(Page and application data records)
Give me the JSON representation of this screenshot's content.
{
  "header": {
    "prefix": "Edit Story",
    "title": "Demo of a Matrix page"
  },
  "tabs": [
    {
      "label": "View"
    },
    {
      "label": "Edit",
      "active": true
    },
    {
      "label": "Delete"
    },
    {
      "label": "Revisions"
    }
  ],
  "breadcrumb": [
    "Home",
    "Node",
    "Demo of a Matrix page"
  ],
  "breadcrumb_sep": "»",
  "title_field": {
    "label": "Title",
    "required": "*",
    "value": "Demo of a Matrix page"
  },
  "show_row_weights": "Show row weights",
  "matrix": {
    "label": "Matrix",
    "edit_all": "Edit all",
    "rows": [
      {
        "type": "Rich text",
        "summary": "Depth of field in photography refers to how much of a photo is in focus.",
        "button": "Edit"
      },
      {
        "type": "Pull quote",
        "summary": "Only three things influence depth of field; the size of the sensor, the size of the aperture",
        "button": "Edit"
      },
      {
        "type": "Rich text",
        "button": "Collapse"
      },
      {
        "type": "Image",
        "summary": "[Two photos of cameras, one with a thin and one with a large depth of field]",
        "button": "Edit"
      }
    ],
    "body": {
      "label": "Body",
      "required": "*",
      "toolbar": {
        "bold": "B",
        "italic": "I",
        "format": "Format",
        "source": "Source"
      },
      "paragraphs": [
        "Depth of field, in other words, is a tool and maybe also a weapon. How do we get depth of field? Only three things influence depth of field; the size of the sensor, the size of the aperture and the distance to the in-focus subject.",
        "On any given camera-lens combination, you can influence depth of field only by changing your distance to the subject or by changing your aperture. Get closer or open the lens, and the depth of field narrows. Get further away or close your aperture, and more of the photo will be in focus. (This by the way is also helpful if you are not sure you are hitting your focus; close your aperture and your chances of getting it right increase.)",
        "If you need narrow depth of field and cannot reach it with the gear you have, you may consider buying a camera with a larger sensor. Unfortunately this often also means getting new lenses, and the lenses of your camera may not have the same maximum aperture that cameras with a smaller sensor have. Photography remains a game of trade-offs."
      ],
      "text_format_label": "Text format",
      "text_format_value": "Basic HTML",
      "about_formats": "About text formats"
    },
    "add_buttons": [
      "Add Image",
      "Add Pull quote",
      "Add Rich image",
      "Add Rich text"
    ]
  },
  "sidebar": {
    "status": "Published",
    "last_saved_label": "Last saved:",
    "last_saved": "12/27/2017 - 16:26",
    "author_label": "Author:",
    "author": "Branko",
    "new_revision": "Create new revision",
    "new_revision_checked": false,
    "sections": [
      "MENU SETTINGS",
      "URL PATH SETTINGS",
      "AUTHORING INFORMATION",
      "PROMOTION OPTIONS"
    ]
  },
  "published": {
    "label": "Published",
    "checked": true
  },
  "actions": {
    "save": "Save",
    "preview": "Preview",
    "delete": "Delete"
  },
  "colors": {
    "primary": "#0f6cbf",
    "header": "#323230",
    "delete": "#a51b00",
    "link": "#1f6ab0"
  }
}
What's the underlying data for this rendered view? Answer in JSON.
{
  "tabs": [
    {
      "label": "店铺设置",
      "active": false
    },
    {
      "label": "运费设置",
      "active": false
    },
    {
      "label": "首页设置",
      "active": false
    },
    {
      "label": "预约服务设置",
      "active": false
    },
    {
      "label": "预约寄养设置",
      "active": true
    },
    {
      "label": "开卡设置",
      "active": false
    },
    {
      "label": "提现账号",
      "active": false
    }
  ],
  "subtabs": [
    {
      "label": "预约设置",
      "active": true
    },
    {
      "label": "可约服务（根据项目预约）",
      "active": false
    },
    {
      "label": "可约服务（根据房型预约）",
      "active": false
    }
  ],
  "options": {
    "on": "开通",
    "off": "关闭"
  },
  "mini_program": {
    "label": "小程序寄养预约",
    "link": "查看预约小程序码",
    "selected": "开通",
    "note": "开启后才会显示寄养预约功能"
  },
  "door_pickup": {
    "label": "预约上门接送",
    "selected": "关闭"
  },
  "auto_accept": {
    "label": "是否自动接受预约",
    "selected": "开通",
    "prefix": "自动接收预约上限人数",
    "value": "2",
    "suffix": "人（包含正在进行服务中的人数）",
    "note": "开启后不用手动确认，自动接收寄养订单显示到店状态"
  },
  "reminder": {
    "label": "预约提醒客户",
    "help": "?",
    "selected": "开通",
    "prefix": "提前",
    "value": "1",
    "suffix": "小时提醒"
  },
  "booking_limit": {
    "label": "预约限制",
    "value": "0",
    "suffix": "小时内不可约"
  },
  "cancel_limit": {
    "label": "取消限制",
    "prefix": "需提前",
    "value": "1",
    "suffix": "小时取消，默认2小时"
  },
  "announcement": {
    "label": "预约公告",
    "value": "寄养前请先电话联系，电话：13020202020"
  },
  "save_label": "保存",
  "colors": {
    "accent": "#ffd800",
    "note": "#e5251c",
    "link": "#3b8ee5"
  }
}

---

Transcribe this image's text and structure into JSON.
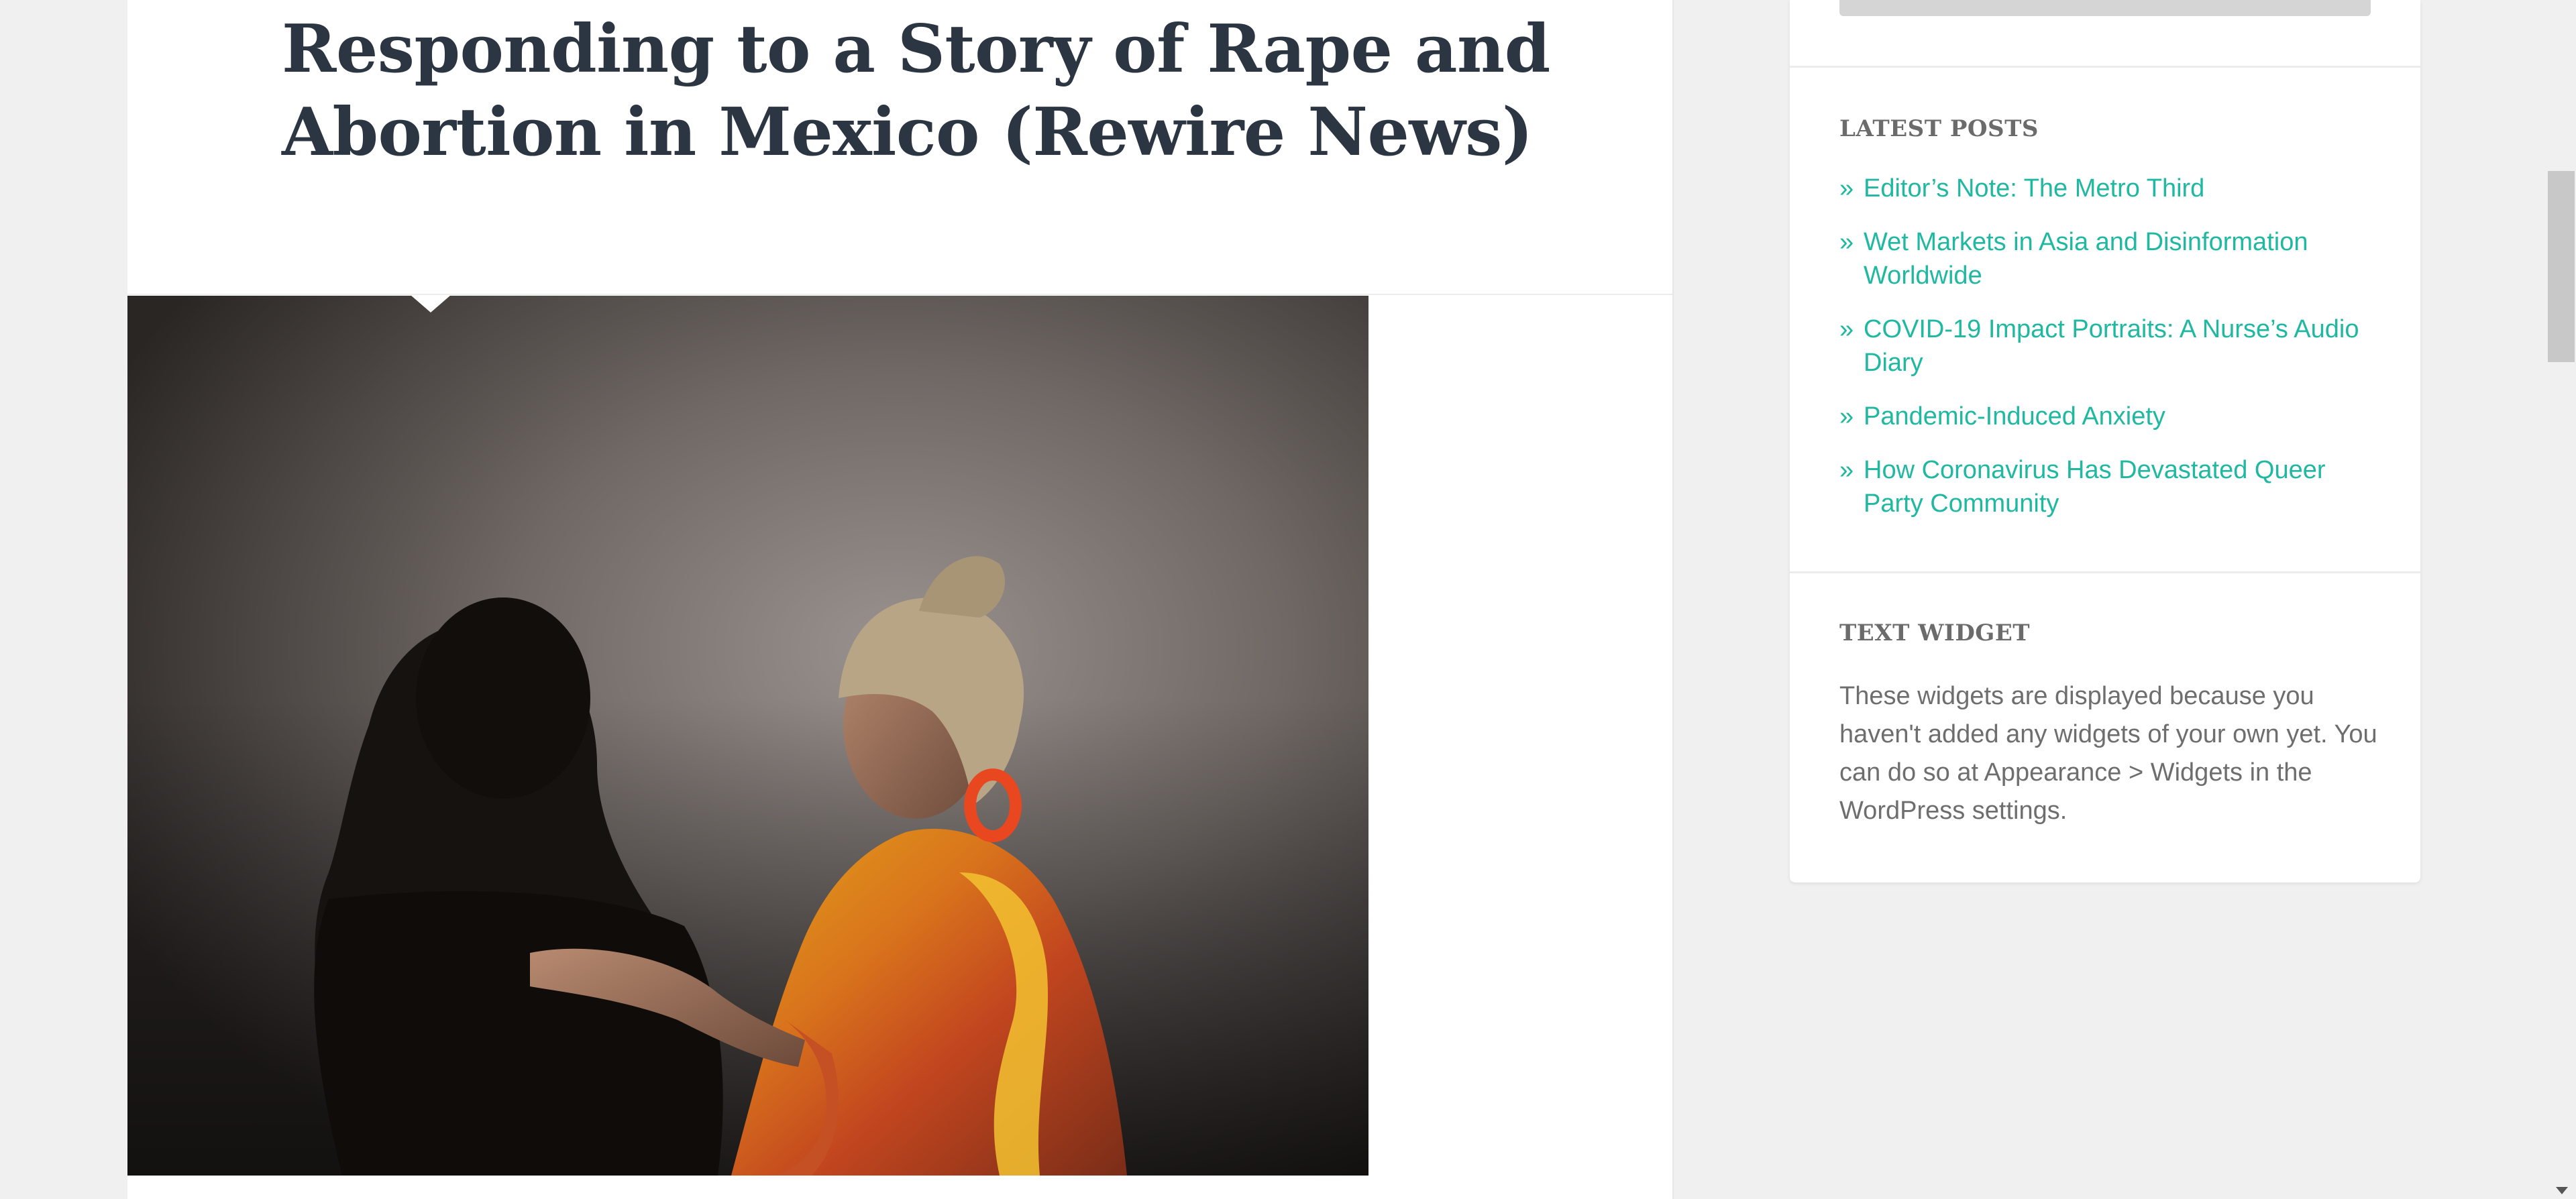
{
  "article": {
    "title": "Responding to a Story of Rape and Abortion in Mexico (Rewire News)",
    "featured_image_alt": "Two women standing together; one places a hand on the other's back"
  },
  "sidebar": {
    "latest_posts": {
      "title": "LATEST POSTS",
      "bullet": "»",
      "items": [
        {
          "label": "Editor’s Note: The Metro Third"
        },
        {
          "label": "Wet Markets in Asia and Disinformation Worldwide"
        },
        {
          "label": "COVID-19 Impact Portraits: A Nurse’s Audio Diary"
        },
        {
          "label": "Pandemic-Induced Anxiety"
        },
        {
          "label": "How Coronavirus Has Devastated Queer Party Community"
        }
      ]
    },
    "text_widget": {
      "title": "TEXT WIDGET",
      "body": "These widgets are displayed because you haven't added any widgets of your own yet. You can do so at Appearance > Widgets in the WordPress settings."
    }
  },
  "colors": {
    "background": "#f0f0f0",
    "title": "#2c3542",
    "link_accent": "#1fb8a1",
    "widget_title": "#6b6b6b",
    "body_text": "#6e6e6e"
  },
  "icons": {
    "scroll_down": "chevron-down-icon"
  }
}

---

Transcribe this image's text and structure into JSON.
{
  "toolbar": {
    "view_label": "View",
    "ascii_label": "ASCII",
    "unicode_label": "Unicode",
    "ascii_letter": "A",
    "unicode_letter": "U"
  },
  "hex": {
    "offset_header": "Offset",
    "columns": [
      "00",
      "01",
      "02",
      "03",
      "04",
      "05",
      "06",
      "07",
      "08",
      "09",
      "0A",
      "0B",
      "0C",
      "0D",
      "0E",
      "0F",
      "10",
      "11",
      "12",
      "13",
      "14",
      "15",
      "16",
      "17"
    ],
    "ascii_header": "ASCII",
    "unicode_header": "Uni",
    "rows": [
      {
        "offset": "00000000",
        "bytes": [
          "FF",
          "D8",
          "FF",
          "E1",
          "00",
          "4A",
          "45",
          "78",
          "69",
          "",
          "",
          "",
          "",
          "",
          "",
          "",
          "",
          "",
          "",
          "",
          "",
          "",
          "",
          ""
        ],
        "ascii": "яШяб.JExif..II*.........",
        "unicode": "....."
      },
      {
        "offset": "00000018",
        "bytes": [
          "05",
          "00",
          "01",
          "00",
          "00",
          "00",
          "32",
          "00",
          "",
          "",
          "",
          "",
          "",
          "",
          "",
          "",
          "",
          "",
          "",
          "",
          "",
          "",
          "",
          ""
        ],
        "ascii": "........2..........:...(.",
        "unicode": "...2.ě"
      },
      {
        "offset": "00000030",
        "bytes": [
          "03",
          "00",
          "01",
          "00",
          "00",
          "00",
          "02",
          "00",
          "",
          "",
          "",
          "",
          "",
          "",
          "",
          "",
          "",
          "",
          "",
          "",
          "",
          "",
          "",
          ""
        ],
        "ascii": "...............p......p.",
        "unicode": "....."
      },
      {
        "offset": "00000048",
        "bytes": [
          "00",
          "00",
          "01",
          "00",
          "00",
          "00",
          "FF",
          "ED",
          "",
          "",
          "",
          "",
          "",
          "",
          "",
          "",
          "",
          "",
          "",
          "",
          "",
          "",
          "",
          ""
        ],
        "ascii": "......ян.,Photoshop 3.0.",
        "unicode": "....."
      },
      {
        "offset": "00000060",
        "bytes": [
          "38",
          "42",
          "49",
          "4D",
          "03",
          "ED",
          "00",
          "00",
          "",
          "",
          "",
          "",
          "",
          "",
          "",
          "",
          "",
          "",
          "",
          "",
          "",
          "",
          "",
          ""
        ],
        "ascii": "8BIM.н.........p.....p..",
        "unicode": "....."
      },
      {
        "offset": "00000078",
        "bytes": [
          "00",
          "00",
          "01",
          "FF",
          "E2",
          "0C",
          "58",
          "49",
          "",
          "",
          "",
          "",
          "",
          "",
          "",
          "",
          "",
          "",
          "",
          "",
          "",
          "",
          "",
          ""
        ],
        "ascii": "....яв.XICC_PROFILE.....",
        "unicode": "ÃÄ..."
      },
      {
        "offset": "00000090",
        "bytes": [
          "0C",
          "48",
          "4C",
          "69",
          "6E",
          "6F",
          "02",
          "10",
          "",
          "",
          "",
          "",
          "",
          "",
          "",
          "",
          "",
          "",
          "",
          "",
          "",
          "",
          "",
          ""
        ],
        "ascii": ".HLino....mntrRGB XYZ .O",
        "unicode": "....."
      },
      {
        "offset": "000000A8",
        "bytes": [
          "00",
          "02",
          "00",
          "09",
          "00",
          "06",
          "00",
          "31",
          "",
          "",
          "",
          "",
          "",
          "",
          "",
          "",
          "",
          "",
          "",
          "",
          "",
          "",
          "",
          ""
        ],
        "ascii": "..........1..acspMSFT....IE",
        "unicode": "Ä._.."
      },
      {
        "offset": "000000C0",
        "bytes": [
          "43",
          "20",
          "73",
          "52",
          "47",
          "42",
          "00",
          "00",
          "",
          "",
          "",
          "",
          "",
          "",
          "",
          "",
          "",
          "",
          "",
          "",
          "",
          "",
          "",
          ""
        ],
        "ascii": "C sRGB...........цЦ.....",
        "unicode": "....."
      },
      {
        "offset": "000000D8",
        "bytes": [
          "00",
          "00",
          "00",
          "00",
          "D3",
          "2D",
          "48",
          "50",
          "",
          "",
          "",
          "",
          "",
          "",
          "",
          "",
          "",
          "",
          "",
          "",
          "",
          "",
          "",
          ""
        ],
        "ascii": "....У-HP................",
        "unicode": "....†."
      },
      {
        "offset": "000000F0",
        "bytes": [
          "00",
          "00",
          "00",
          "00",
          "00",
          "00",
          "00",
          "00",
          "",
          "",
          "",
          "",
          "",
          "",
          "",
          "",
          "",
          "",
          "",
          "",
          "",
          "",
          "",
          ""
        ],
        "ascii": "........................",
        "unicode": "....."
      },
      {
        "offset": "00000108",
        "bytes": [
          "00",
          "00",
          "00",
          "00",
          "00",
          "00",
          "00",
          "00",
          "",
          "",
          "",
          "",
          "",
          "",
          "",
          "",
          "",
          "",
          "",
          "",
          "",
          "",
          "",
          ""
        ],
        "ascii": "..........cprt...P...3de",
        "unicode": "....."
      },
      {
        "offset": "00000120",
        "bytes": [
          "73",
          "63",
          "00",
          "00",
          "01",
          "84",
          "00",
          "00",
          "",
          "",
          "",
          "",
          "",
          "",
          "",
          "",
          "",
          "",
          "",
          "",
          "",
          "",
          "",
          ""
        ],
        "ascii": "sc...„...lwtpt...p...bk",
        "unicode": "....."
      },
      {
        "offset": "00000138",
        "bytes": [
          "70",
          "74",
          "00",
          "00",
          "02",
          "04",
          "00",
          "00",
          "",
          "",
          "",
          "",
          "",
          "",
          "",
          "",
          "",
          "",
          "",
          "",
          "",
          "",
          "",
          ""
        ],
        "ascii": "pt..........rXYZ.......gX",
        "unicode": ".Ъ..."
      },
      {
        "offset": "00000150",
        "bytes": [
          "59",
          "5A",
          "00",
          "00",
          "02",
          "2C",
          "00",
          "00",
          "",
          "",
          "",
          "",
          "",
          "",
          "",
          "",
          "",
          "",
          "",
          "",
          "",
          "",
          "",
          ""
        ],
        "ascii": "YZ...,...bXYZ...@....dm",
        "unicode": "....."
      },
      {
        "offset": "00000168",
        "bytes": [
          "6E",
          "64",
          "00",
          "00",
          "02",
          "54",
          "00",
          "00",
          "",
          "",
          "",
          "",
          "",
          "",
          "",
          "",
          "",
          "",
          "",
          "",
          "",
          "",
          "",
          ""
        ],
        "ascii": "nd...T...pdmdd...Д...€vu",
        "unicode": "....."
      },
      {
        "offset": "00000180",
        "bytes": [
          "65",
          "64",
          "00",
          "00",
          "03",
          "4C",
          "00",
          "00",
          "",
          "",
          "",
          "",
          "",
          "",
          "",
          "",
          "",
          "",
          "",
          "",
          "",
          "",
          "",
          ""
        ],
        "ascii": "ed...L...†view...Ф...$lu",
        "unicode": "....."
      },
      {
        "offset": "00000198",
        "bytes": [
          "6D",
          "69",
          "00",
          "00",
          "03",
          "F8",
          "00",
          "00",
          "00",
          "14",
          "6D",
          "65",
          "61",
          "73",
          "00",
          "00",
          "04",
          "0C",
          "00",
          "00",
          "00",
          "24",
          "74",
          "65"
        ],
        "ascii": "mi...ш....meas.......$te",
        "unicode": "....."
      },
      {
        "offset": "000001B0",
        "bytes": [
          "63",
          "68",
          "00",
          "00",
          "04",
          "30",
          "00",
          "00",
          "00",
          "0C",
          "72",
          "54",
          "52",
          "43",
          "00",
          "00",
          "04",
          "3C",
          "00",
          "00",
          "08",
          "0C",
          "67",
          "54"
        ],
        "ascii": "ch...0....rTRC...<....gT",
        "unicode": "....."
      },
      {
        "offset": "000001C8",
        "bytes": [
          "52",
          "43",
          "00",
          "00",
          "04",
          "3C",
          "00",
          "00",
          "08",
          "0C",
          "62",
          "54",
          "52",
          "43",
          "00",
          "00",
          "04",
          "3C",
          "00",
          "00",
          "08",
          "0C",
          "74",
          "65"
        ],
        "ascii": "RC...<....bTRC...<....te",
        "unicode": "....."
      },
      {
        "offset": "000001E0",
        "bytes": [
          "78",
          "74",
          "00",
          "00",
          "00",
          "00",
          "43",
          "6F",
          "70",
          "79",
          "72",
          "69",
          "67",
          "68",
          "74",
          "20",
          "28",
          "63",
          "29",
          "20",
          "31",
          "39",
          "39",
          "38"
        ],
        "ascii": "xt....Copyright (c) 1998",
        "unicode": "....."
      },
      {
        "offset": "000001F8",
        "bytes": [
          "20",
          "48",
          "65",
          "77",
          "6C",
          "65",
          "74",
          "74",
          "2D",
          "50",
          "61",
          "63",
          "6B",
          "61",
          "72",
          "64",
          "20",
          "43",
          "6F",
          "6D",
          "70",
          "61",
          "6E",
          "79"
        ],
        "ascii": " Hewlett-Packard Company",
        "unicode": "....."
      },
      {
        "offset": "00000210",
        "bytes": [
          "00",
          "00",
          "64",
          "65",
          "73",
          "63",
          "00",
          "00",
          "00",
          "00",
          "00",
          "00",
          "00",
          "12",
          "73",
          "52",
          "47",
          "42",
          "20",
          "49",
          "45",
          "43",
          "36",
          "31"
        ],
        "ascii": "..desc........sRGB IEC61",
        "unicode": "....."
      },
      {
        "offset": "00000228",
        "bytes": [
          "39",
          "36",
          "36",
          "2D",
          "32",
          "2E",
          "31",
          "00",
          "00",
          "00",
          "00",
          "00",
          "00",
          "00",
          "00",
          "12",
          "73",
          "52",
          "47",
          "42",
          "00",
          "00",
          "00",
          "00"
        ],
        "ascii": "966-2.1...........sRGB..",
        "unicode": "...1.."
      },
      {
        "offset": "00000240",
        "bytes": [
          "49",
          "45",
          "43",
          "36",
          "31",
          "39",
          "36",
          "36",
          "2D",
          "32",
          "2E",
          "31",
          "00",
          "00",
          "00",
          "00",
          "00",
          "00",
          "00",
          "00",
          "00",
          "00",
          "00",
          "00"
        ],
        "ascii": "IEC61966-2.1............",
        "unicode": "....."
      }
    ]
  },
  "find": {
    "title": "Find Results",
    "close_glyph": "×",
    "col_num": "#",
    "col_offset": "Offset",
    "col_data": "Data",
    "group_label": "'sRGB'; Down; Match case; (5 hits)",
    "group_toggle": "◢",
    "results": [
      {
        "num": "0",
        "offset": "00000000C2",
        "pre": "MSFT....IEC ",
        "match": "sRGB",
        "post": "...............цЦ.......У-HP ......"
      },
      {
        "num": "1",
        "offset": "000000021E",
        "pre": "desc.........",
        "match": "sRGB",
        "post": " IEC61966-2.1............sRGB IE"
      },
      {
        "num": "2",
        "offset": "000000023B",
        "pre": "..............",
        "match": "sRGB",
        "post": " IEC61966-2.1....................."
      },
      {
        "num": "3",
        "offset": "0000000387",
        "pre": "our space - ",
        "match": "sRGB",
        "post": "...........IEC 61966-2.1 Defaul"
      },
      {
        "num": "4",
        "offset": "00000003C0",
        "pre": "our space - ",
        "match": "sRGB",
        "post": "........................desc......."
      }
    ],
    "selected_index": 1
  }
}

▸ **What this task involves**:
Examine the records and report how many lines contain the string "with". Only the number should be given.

▸ **Answer section**:
2